Andrea Jenkyns
Conservative MP for Morley and Outwood

Prime Minister Harold Wilson once said that “a week is a long time in politics”. However, it was not until I became elected in 2015 that those words hit home. If a week is a long time, then a year can seem like a lifetime.

Who would have thought at the end of 2017 that in the coming year we would see so much happen? Cabinet reshuffles, microbeads and ivory sales being banned, the Chequers plan, the hottest summer on record, Prince Harry and Meghan Markle’s wedding, and the England football team’s fantastic performance at the World Cup in Russia, to name but a few of the events of 2018.

What lies in store for Britain in 2019? I am not one for making predictions, but no doubt Brexit will continue to dominate much of the political agenda in 2019. I, therefore, thought I would take this opportunity to talk you through a few of the critical dates and
votes on that important subject in 2019.Depending on the final deal, the vote could cause problems for the Prime Minister as she could face rebellions by the Democratic Unionist Party and some of my backbench colleagues. Only time will tell.

The 21st January, 2019, is the no deal legal cut-off date. That is the very last cut-off date for a deal to be presented to Parliament under UK law. If no withdrawal agreement is presented to MPs by that date, MPs will get a vote on what should happen next. A second referendum? An extension? I certainly hope that those prospects do not transpire so this will be a very important date in my diary. But it is not only the UK Parliament which has a vote on the exit deal – the European Parliament also has to vote the deal through.

Depending on the progress of the final deal, that will likely happen sometime between January and March 2019; however, this vote has to occur by 14th March 2019. March 21st, 2019, will be the last European Council meeting that Britain will attend. That has been dubbed the “goodbye meeting” and
all of the EU leaders will be in attendance.

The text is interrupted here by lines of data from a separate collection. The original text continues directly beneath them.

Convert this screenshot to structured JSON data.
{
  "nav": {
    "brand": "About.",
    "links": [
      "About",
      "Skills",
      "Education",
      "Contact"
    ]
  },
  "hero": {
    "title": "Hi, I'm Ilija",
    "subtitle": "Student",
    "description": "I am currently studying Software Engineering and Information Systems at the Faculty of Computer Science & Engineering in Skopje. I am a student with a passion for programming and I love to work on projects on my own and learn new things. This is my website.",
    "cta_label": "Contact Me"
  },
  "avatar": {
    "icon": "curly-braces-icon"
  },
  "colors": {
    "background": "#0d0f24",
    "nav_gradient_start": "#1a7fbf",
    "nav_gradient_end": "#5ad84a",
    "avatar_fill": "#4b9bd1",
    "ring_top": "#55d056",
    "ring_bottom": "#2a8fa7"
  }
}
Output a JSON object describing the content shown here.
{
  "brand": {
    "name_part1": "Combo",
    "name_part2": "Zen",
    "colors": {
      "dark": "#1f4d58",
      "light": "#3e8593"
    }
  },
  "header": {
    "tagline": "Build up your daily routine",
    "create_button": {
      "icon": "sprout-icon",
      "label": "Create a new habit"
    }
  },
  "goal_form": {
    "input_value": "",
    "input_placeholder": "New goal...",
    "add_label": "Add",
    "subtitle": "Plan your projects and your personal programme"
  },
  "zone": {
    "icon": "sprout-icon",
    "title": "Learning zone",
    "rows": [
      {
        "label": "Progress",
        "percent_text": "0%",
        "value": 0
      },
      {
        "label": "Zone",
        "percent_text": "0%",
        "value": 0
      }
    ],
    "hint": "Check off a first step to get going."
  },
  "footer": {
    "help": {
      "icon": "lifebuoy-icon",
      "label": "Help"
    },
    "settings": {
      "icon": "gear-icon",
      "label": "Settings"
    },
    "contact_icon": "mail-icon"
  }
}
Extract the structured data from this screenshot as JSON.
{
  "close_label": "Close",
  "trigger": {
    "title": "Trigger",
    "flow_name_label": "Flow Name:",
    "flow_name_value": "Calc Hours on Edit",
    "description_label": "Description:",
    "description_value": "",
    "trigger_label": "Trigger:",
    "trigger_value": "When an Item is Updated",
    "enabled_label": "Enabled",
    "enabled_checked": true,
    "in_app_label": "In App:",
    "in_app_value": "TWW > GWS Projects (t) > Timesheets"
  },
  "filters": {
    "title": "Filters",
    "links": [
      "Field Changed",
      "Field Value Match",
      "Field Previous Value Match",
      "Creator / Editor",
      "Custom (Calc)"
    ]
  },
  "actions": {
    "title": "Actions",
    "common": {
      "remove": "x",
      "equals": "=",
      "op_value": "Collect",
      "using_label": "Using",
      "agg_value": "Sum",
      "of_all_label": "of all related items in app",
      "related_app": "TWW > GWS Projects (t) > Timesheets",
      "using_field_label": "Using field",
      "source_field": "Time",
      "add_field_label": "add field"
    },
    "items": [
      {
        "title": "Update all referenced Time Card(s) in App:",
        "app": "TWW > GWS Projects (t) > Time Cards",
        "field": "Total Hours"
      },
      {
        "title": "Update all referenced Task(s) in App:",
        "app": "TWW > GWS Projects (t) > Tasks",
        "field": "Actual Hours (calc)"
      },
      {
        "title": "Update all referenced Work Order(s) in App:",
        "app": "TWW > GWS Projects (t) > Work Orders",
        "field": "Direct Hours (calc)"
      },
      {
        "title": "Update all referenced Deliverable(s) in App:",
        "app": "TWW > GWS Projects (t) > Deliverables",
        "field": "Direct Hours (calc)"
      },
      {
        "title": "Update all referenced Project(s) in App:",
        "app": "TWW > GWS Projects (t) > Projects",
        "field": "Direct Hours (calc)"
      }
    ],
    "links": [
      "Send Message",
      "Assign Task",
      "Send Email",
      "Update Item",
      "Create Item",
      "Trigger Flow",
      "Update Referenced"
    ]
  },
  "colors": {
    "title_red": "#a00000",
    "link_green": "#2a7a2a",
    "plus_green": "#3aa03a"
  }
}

Now time for the exciting stuff! On 29th March, 2019, Britain will finally have officially left the EU. Barring an extension – which I
will strongly object to – Britain will officially leave the EU two years after the Prime Minister triggered Article 50. Currently, Big Ben is undergoing some much-needed maintenance works; however, on Brexit Day, Big Ben will bong Britain into Brexit. I have also started preparing plans for a small gathering to celebrate that historic day.

So that is it for Brexit and 2019, but while I have your attention, I thought I would finish the Brexit story as we are not quite there yet, fortunately. It will not be until the end of next year, 31st December, 2020, that that transition period ends. The Prime Minister negotiated a 21-month Brexit transition period under which the UK will continue to follow EU rules as if nothing has changed. Therefore, it will not be until the end of 2020 that Britain will be free of all the interference from the EU’s red tape.

So, therefore, it will not be until 2021 that Britain can start being the Global Britain that excites so many of my Brexit colleagues and captured the attention of the 17.4 million people who voted to leave at the 2016 EU referendum. In 2019 and 2020, we will need to start laying the groundwork for creating a bold vision for Brexit that the whole country can get behind and support.

Brexit provides the UK with a fantastic opportunity to take advantage of the exciting place that the twenty-first century is going to be. We need to look beyond the borders of Europe and seek new trade deals with the economic powerhouses of tomorrow. Brexit will provide us with the opportunity to sign free trade deals with countries which were previously closed to us and this will help us forge closer ties with the rest of the world.I said at the beginning of this article that I do not like to make predictions; however, I firmly believe that ritain’s best days lie ahead outside of the EU. In 2019, we will need to start coming together and finally deliver on the promises made to the British people at the referendum.